“Yeah…there was a fire in my apartment building a couple months back. On my floor. I got out just in time, I…dunno, I guess I just sort of had a feeling that I had to get out of there. It was weird. I got incredibly lucky.”
“Luck…” Luck doesn’t exist. How do I know that? I don’t know, but I do. I decide to tell her. “Luck isn’t real. Everything’s the result of a choice.”
She raises an eyebrow. “Well, there was certainly no choice of mine involved. I just…felt like I needed to get out. And then I smelled the smoke and pulled the alarm.”
I sit quietly.
“You’re not going to say I’m brave or heroic?” she asks.
“Something tells me that’s not what you want to hear,” I reply.
“You’re the first one who thought so.” Her voice grows quiet. “All the newspapers say I saved lives. I’m glad those people are okay, but I was just panicking. I wasn’t trying to save anyone. I pulled the alarm because I was scared and I thought it might turn on the sprinklers…I was only thinking about myself.”
I want to say something, like that it’s okay to think about yourself, or that she saved those people anyway, but I know she wants me to keep quiet.

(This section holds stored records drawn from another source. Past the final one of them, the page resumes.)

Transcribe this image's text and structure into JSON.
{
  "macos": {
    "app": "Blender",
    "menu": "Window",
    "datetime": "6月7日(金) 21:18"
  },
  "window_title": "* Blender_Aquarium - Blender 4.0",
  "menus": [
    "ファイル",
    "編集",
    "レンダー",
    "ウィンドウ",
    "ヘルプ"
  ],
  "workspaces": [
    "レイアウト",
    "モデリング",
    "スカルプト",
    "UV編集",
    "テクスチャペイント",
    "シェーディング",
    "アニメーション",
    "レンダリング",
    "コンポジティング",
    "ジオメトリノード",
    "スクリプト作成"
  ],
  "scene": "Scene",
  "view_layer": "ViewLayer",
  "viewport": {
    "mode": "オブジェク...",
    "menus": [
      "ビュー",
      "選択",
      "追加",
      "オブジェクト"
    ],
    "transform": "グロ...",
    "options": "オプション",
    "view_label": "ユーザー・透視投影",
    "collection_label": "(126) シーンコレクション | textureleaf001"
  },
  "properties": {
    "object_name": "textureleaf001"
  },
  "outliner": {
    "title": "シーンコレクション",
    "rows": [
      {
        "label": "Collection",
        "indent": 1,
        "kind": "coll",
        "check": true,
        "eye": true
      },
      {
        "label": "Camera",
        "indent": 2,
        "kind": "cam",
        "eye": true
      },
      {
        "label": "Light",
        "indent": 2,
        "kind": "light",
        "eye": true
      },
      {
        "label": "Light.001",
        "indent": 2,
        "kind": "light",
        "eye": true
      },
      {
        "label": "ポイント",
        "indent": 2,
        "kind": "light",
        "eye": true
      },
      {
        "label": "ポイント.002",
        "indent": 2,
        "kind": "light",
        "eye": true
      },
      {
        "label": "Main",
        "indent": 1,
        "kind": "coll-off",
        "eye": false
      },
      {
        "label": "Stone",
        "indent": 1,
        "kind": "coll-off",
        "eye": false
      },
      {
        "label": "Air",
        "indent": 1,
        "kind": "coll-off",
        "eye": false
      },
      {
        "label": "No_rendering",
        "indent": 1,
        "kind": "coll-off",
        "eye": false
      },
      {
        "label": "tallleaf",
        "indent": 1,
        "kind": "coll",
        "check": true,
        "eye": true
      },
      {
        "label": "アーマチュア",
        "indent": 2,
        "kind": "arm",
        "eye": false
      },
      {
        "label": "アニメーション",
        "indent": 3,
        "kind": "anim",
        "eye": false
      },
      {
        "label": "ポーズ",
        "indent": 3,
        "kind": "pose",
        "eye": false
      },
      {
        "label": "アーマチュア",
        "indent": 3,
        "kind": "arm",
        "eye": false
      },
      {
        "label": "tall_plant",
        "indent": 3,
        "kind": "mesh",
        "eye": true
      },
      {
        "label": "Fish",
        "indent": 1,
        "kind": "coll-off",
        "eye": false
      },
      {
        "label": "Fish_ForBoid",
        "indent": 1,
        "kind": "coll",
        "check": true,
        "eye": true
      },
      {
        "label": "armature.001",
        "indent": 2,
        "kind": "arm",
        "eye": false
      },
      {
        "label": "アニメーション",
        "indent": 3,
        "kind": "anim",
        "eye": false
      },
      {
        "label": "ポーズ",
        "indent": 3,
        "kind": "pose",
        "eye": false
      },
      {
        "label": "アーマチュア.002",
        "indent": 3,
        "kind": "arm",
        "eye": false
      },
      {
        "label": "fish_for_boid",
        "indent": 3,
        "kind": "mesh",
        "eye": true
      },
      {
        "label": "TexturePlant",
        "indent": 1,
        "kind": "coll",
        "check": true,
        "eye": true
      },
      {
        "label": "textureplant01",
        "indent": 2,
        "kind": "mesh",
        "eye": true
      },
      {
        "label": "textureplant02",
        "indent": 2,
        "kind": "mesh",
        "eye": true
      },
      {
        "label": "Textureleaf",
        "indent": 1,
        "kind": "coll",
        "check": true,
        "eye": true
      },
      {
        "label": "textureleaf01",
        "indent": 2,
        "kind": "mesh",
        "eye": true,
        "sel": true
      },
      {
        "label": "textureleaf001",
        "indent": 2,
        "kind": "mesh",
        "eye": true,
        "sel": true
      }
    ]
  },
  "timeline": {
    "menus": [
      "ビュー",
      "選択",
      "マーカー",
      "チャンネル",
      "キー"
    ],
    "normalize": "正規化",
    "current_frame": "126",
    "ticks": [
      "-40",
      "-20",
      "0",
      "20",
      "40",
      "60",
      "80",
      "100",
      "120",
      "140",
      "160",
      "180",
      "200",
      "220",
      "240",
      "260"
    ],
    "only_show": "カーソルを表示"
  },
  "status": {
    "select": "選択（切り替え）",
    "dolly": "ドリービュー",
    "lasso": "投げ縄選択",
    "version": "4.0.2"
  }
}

She stares into the distance for a little while. “But the feeling. That I had to leave. It was...weird. Surreal. Disconnected. I thought I was crazy. Still kind of do, though it did save my life. Do you feel the same thing? Do you know anything about it?”
“I do feel pretty surreal…” I answer. It seems like there’s something else I should tell her, and I rack my brain desperately trying to figure it out, but it eludes me.
I think harder but I feel it floating away, this forbidden knowledge, as if it had fallen in a rushing river, and before I can grasp it, I inexplicably know it is gone forever.
And I am certain that a part of me has been lost with those memories.
A tear runs down my face before I can stop it, and she stares at me.
“Yeah,” she said. “You feel it too.”
And then she hugs me.
She cannot forget what she desperately wants to forget. I cannot remember what I know I must. But somehow, in this moment, in her arms, it is all right.